In 2018, 43 percent of the US$3.6 billion in FDI originated from China. Chinese money has transformed once-sleepy towns and lively fishing villages into tourist hubs.
Although SEZs are intended to boost local employment and redistribute wealth to rural areas, Chinese-run projects have been described as “classic enclaves” operated by private companies that contribute little to the local economy. While most FDI ventures manufacture export goods for foreign markets, Chinese businesses also often import the materials needed for production instead of procuring them locally. It seems that Chinese investment has locked Cambodia’s economic growth into a closed loop leading back to the homeland.
According to a report on investment in Sihanoukville, at least 60 percent of the local population is negatively affected by Chinese development. Not only do Chinese companies have free rein over how they develop a SEZ, they are also allowed to open informal businesses once run by locals, such as massage parlors, restaurants and food stalls.
The lucrative prospects of doing business in Cambodia have attracted more Chinese nationals to take up work and residence in the country. In the coastal province of Sihanoukville, Chinese people now make up 20 percent of the population.
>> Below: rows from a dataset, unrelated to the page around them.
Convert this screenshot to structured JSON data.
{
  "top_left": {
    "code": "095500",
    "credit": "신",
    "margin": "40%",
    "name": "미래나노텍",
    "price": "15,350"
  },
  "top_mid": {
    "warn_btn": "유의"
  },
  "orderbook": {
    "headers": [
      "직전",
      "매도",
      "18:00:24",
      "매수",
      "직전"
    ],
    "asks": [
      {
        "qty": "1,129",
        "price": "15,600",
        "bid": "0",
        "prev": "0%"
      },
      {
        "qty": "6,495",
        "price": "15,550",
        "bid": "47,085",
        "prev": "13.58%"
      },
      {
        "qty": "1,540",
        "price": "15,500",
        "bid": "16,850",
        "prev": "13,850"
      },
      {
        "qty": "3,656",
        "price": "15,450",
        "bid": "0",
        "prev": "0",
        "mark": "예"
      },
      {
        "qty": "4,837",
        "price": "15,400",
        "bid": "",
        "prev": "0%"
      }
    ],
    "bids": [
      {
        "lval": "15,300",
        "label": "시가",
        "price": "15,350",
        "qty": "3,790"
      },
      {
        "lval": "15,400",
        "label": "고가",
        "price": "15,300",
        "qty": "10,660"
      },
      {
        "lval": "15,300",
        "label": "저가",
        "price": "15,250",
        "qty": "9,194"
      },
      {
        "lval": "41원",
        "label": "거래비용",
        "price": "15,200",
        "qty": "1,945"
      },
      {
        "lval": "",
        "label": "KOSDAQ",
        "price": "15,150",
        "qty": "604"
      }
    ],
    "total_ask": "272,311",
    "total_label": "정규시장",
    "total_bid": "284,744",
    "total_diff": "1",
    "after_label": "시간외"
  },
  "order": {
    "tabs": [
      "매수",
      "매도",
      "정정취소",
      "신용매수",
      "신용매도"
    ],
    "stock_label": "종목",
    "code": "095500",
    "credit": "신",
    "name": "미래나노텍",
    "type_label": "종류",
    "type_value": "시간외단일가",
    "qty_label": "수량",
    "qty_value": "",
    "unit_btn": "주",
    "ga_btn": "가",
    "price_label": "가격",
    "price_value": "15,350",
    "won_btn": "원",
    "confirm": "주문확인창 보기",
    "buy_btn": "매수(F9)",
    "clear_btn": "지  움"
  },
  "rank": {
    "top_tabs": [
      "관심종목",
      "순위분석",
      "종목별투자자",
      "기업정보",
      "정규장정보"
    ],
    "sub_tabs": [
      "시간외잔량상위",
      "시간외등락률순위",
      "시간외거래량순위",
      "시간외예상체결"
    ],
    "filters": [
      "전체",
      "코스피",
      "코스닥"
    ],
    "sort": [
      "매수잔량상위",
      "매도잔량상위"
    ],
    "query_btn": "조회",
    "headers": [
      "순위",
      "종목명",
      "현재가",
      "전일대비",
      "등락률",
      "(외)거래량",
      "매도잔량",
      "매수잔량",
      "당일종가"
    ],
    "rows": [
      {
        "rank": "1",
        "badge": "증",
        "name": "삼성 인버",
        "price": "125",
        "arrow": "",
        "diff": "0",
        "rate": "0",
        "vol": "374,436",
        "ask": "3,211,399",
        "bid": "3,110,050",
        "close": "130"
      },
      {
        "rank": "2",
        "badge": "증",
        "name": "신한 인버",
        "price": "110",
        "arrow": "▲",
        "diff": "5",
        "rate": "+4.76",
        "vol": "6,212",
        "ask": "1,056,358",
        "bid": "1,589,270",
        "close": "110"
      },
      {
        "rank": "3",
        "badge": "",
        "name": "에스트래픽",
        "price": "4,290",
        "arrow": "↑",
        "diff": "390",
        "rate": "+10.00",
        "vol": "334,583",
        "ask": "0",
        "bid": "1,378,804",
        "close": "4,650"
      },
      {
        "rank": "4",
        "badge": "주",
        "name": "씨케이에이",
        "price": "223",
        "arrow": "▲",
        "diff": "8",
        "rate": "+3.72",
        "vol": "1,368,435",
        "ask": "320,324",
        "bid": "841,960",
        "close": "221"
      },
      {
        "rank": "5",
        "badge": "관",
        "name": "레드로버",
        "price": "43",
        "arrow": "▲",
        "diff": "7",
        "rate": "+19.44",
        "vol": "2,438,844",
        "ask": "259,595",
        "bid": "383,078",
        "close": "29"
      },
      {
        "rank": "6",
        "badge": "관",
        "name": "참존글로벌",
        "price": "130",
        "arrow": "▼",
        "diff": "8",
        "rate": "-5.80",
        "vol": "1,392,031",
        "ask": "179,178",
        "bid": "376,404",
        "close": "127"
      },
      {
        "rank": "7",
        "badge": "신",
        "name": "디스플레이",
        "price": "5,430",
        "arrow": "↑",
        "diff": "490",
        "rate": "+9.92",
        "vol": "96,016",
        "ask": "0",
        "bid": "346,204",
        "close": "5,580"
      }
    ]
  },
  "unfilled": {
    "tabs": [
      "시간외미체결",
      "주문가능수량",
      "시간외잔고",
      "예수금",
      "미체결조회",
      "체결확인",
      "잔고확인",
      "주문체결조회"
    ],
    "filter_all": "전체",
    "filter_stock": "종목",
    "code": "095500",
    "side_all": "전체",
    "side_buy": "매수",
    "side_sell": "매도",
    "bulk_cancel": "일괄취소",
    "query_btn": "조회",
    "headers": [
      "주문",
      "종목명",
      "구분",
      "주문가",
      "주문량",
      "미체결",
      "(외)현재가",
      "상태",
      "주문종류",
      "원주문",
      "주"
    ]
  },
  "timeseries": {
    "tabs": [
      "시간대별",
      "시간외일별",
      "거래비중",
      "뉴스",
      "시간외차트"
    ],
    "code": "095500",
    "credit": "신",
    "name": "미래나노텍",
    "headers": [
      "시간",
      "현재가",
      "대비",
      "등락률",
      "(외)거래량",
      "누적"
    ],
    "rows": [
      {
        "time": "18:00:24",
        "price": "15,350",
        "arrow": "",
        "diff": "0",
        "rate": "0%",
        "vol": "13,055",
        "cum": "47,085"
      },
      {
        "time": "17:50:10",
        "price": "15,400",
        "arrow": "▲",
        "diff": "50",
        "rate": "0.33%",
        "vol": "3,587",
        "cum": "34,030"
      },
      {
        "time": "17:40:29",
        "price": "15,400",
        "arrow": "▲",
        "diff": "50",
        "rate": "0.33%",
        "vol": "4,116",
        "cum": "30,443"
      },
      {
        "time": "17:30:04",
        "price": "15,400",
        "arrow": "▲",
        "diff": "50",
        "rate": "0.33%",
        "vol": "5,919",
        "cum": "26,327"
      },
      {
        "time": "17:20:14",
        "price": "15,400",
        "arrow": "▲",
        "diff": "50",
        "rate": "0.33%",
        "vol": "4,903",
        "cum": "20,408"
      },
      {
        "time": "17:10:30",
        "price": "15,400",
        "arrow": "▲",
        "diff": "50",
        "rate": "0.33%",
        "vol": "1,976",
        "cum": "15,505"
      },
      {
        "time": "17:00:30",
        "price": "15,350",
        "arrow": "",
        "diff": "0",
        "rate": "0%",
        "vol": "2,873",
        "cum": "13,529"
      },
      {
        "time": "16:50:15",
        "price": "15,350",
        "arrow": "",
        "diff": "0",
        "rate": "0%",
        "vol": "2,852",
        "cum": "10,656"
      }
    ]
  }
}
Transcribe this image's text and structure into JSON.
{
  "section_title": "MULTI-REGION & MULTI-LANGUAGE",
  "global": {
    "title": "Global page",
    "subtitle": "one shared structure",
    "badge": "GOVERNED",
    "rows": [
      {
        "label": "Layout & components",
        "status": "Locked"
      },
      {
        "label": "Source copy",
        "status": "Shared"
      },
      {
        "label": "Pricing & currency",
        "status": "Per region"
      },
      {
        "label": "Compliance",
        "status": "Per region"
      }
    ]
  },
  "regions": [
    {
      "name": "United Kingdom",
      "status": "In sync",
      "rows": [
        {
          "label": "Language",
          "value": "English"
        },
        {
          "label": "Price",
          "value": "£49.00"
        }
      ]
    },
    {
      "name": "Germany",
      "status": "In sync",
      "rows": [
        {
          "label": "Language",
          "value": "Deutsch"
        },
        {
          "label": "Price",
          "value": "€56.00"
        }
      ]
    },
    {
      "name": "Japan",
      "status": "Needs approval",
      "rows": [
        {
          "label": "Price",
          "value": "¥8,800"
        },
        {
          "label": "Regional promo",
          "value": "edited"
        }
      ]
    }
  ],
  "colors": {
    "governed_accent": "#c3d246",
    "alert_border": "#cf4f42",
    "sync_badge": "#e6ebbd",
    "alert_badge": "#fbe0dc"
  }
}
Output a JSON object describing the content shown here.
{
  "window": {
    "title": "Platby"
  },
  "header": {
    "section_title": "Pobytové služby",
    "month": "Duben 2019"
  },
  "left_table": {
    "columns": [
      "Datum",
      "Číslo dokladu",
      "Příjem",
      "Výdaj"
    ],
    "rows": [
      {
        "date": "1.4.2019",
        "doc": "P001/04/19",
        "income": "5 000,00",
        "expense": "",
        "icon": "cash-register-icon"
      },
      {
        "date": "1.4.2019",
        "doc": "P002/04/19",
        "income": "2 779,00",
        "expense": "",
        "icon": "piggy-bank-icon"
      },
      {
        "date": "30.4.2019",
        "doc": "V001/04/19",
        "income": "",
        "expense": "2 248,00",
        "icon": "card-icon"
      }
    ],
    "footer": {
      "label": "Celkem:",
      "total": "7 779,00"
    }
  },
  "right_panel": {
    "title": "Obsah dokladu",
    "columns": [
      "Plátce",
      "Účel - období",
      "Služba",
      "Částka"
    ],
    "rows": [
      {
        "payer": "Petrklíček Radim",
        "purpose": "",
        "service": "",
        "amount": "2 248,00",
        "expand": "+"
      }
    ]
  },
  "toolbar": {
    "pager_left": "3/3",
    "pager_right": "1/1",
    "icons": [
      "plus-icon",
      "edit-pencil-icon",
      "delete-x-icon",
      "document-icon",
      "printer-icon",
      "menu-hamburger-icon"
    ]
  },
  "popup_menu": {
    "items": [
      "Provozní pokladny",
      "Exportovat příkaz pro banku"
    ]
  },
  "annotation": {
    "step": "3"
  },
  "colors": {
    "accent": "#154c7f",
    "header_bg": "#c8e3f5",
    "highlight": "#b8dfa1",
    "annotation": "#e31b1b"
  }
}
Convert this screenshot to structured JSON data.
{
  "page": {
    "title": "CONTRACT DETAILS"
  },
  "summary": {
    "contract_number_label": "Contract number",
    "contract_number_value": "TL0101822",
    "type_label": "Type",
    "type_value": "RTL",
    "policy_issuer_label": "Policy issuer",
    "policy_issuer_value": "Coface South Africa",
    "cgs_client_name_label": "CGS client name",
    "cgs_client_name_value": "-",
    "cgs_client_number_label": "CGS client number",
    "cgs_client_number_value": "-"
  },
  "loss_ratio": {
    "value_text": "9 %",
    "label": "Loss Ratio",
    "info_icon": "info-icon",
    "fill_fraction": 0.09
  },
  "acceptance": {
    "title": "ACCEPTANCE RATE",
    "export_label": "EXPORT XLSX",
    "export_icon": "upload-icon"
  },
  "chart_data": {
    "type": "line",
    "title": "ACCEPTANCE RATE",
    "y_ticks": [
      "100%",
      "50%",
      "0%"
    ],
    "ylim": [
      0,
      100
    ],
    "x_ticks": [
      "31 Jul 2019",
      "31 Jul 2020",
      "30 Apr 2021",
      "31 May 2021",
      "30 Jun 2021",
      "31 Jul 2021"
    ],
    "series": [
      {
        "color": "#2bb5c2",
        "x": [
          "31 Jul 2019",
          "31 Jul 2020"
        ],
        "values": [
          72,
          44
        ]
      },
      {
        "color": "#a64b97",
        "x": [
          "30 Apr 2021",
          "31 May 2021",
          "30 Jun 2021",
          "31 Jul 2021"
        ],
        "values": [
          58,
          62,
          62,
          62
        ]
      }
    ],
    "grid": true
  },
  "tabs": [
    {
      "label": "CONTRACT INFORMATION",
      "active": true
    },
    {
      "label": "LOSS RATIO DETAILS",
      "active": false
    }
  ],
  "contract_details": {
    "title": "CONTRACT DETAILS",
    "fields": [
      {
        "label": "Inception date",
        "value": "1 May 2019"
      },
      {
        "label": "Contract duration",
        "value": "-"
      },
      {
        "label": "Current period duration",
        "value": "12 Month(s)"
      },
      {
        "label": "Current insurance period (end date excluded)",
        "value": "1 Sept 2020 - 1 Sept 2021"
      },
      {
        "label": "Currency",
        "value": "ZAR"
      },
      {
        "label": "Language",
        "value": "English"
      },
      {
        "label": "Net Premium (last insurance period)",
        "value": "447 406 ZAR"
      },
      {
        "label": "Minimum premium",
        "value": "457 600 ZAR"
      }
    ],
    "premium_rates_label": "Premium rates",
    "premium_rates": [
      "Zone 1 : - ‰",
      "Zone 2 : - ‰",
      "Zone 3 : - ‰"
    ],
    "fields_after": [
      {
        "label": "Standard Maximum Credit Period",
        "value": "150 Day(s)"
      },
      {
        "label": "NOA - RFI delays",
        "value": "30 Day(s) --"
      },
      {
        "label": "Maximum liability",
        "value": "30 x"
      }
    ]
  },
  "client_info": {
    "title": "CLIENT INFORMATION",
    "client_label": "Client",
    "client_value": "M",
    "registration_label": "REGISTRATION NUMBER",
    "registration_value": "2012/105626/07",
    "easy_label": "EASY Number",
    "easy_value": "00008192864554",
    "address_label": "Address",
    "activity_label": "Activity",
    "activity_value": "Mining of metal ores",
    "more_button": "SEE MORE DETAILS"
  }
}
Their growing presence has been accused of diluting local culture, transforming the native environment, and causing rent prices to soar.
Unable to compete with these new Chinese businesses and to afford rising rent prices, many locals have been forced to migrate to other areas.
Foreign direct investment comes with the promise of jobs and development-driven growth—but this has come at a cost to Cambodians.